(Beginning of DATA EXCERPTS)
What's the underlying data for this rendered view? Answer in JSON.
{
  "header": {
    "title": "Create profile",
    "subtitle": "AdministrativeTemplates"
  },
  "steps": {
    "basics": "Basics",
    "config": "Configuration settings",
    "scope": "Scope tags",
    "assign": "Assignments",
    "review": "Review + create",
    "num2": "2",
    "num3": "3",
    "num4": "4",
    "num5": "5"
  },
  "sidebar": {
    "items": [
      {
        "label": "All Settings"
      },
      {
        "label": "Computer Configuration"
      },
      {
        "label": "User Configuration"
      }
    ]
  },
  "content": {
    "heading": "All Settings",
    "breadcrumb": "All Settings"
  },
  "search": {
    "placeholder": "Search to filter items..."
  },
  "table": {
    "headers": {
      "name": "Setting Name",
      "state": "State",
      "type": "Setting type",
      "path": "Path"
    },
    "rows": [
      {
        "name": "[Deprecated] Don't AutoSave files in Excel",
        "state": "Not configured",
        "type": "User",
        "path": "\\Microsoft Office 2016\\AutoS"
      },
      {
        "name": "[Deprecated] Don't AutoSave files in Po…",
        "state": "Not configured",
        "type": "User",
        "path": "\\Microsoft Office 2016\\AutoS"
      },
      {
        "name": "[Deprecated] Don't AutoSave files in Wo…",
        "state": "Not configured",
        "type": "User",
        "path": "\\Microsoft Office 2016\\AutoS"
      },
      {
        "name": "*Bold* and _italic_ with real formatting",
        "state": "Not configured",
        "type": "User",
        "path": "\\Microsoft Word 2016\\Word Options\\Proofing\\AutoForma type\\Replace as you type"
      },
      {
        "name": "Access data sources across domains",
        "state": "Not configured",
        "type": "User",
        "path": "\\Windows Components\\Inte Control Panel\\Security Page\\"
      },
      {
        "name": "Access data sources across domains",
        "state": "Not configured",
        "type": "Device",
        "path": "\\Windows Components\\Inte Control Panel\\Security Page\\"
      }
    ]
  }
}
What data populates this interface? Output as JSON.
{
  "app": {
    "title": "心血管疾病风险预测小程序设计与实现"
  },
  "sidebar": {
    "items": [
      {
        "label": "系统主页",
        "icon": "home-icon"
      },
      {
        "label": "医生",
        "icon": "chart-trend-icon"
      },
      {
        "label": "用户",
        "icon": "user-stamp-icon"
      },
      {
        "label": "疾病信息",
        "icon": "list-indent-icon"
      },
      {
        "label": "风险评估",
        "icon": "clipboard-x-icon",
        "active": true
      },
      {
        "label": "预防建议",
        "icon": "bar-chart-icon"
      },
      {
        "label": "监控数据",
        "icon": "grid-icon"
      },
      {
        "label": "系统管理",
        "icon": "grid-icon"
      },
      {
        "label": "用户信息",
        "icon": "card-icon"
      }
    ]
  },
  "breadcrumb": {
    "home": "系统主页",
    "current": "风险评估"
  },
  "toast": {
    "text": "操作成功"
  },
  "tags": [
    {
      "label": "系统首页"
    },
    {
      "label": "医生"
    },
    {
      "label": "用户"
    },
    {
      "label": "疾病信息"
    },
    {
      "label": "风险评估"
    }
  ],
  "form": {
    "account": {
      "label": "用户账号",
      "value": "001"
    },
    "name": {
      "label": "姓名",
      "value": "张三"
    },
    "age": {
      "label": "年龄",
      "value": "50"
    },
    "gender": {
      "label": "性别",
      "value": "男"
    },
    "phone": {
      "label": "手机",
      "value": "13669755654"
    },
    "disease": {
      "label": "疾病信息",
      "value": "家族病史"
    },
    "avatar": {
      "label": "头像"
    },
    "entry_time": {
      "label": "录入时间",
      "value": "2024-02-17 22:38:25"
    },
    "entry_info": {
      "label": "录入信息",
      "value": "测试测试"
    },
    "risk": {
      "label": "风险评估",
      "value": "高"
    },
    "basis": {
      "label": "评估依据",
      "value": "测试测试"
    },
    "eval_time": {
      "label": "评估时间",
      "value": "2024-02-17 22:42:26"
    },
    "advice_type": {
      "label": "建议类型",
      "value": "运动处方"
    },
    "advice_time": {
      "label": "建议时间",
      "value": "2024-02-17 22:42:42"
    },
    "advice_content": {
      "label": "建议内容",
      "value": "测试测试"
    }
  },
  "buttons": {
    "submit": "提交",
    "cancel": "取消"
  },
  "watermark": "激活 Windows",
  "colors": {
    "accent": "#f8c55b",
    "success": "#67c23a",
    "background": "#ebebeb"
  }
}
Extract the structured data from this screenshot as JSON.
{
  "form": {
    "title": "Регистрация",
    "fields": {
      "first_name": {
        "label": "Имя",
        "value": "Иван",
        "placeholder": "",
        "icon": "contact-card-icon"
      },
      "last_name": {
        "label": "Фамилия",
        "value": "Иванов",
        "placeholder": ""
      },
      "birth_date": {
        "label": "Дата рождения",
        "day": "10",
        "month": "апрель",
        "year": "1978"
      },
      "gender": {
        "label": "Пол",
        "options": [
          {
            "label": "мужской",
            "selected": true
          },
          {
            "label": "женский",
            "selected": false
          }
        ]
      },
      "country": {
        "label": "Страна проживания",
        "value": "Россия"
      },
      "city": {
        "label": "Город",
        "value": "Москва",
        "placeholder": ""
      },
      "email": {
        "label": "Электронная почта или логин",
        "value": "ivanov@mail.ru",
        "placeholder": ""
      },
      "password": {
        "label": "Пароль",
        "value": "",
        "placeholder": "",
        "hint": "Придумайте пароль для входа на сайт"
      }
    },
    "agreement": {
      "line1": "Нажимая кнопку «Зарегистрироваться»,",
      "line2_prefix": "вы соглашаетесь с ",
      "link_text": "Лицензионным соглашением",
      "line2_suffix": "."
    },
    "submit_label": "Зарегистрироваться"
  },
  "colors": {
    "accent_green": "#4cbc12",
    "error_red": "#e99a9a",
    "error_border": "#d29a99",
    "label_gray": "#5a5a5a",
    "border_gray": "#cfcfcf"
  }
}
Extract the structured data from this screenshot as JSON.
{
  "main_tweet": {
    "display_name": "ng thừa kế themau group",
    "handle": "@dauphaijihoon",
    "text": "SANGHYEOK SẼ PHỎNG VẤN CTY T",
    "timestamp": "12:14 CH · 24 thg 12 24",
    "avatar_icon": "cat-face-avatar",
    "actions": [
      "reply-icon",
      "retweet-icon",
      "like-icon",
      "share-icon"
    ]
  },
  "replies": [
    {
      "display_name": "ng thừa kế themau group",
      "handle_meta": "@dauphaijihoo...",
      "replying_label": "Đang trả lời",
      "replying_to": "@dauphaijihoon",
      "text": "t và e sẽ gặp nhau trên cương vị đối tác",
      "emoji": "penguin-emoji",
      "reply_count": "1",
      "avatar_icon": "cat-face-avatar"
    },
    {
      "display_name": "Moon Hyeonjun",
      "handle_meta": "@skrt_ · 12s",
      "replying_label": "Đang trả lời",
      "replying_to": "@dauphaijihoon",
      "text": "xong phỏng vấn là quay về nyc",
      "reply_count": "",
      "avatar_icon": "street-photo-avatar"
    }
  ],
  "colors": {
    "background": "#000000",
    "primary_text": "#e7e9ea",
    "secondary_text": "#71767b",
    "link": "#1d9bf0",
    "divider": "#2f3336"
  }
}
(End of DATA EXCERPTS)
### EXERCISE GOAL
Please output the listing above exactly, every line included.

### OUTPUT OF THE TASK
What's the underlying data for this rendered view? Answer in JSON.
{
  "header": {
    "title": "Create profile",
    "subtitle": "AdministrativeTemplates"
  },
  "steps": {
    "basics": "Basics",
    "config": "Configuration settings",
    "scope": "Scope tags",
    "assign": "Assignments",
    "review": "Review + create",
    "num2": "2",
    "num3": "3",
    "num4": "4",
    "num5": "5"
  },
  "sidebar": {
    "items": [
      {
        "label": "All Settings"
      },
      {
        "label": "Computer Configuration"
      },
      {
        "label": "User Configuration"
      }
    ]
  },
  "content": {
    "heading": "All Settings",
    "breadcrumb": "All Settings"
  },
  "search": {
    "placeholder": "Search to filter items..."
  },
  "table": {
    "headers": {
      "name": "Setting Name",
      "state": "State",
      "type": "Setting type",
      "path": "Path"
    },
    "rows": [
      {
        "name": "[Deprecated] Don't AutoSave files in Excel",
        "state": "Not configured",
        "type": "User",
        "path": "\\Microsoft Office 2016\\AutoS"
      },
      {
        "name": "[Deprecated] Don't AutoSave files in Po…",
        "state": "Not configured",
        "type": "User",
        "path": "\\Microsoft Office 2016\\AutoS"
      },
      {
        "name": "[Deprecated] Don't AutoSave files in Wo…",
        "state": "Not configured",
        "type": "User",
        "path": "\\Microsoft Office 2016\\AutoS"
      },
      {
        "name": "*Bold* and _italic_ with real formatting",
        "state": "Not configured",
        "type": "User",
        "path": "\\Microsoft Word 2016\\Word Options\\Proofing\\AutoForma type\\Replace as you type"
      },
      {
        "name": "Access data sources across domains",
        "state": "Not configured",
        "type": "User",
        "path": "\\Windows Components\\Inte Control Panel\\Security Page\\"
      },
      {
        "name": "Access data sources across domains",
        "state": "Not configured",
        "type": "Device",
        "path": "\\Windows Components\\Inte Control Panel\\Security Page\\"
      }
    ]
  }
}
What data populates this interface? Output as JSON.
{
  "app": {
    "title": "心血管疾病风险预测小程序设计与实现"
  },
  "sidebar": {
    "items": [
      {
        "label": "系统主页",
        "icon": "home-icon"
      },
      {
        "label": "医生",
        "icon": "chart-trend-icon"
      },
      {
        "label": "用户",
        "icon": "user-stamp-icon"
      },
      {
        "label": "疾病信息",
        "icon": "list-indent-icon"
      },
      {
        "label": "风险评估",
        "icon": "clipboard-x-icon",
        "active": true
      },
      {
        "label": "预防建议",
        "icon": "bar-chart-icon"
      },
      {
        "label": "监控数据",
        "icon": "grid-icon"
      },
      {
        "label": "系统管理",
        "icon": "grid-icon"
      },
      {
        "label": "用户信息",
        "icon": "card-icon"
      }
    ]
  },
  "breadcrumb": {
    "home": "系统主页",
    "current": "风险评估"
  },
  "toast": {
    "text": "操作成功"
  },
  "tags": [
    {
      "label": "系统首页"
    },
    {
      "label": "医生"
    },
    {
      "label": "用户"
    },
    {
      "label": "疾病信息"
    },
    {
      "label": "风险评估"
    }
  ],
  "form": {
    "account": {
      "label": "用户账号",
      "value": "001"
    },
    "name": {
      "label": "姓名",
      "value": "张三"
    },
    "age": {
      "label": "年龄",
      "value": "50"
    },
    "gender": {
      "label": "性别",
      "value": "男"
    },
    "phone": {
      "label": "手机",
      "value": "13669755654"
    },
    "disease": {
      "label": "疾病信息",
      "value": "家族病史"
    },
    "avatar": {
      "label": "头像"
    },
    "entry_time": {
      "label": "录入时间",
      "value": "2024-02-17 22:38:25"
    },
    "entry_info": {
      "label": "录入信息",
      "value": "测试测试"
    },
    "risk": {
      "label": "风险评估",
      "value": "高"
    },
    "basis": {
      "label": "评估依据",
      "value": "测试测试"
    },
    "eval_time": {
      "label": "评估时间",
      "value": "2024-02-17 22:42:26"
    },
    "advice_type": {
      "label": "建议类型",
      "value": "运动处方"
    },
    "advice_time": {
      "label": "建议时间",
      "value": "2024-02-17 22:42:42"
    },
    "advice_content": {
      "label": "建议内容",
      "value": "测试测试"
    }
  },
  "buttons": {
    "submit": "提交",
    "cancel": "取消"
  },
  "watermark": "激活 Windows",
  "colors": {
    "accent": "#f8c55b",
    "success": "#67c23a",
    "background": "#ebebeb"
  }
}
Extract the structured data from this screenshot as JSON.
{
  "form": {
    "title": "Регистрация",
    "fields": {
      "first_name": {
        "label": "Имя",
        "value": "Иван",
        "placeholder": "",
        "icon": "contact-card-icon"
      },
      "last_name": {
        "label": "Фамилия",
        "value": "Иванов",
        "placeholder": ""
      },
      "birth_date": {
        "label": "Дата рождения",
        "day": "10",
        "month": "апрель",
        "year": "1978"
      },
      "gender": {
        "label": "Пол",
        "options": [
          {
            "label": "мужской",
            "selected": true
          },
          {
            "label": "женский",
            "selected": false
          }
        ]
      },
      "country": {
        "label": "Страна проживания",
        "value": "Россия"
      },
      "city": {
        "label": "Город",
        "value": "Москва",
        "placeholder": ""
      },
      "email": {
        "label": "Электронная почта или логин",
        "value": "ivanov@mail.ru",
        "placeholder": ""
      },
      "password": {
        "label": "Пароль",
        "value": "",
        "placeholder": "",
        "hint": "Придумайте пароль для входа на сайт"
      }
    },
    "agreement": {
      "line1": "Нажимая кнопку «Зарегистрироваться»,",
      "line2_prefix": "вы соглашаетесь с ",
      "link_text": "Лицензионным соглашением",
      "line2_suffix": "."
    },
    "submit_label": "Зарегистрироваться"
  },
  "colors": {
    "accent_green": "#4cbc12",
    "error_red": "#e99a9a",
    "error_border": "#d29a99",
    "label_gray": "#5a5a5a",
    "border_gray": "#cfcfcf"
  }
}
Extract the structured data from this screenshot as JSON.
{
  "main_tweet": {
    "display_name": "ng thừa kế themau group",
    "handle": "@dauphaijihoon",
    "text": "SANGHYEOK SẼ PHỎNG VẤN CTY T",
    "timestamp": "12:14 CH · 24 thg 12 24",
    "avatar_icon": "cat-face-avatar",
    "actions": [
      "reply-icon",
      "retweet-icon",
      "like-icon",
      "share-icon"
    ]
  },
  "replies": [
    {
      "display_name": "ng thừa kế themau group",
      "handle_meta": "@dauphaijihoo...",
      "replying_label": "Đang trả lời",
      "replying_to": "@dauphaijihoon",
      "text": "t và e sẽ gặp nhau trên cương vị đối tác",
      "emoji": "penguin-emoji",
      "reply_count": "1",
      "avatar_icon": "cat-face-avatar"
    },
    {
      "display_name": "Moon Hyeonjun",
      "handle_meta": "@skrt_ · 12s",
      "replying_label": "Đang trả lời",
      "replying_to": "@dauphaijihoon",
      "text": "xong phỏng vấn là quay về nyc",
      "reply_count": "",
      "avatar_icon": "street-photo-avatar"
    }
  ],
  "colors": {
    "background": "#000000",
    "primary_text": "#e7e9ea",
    "secondary_text": "#71767b",
    "link": "#1d9bf0",
    "divider": "#2f3336"
  }
}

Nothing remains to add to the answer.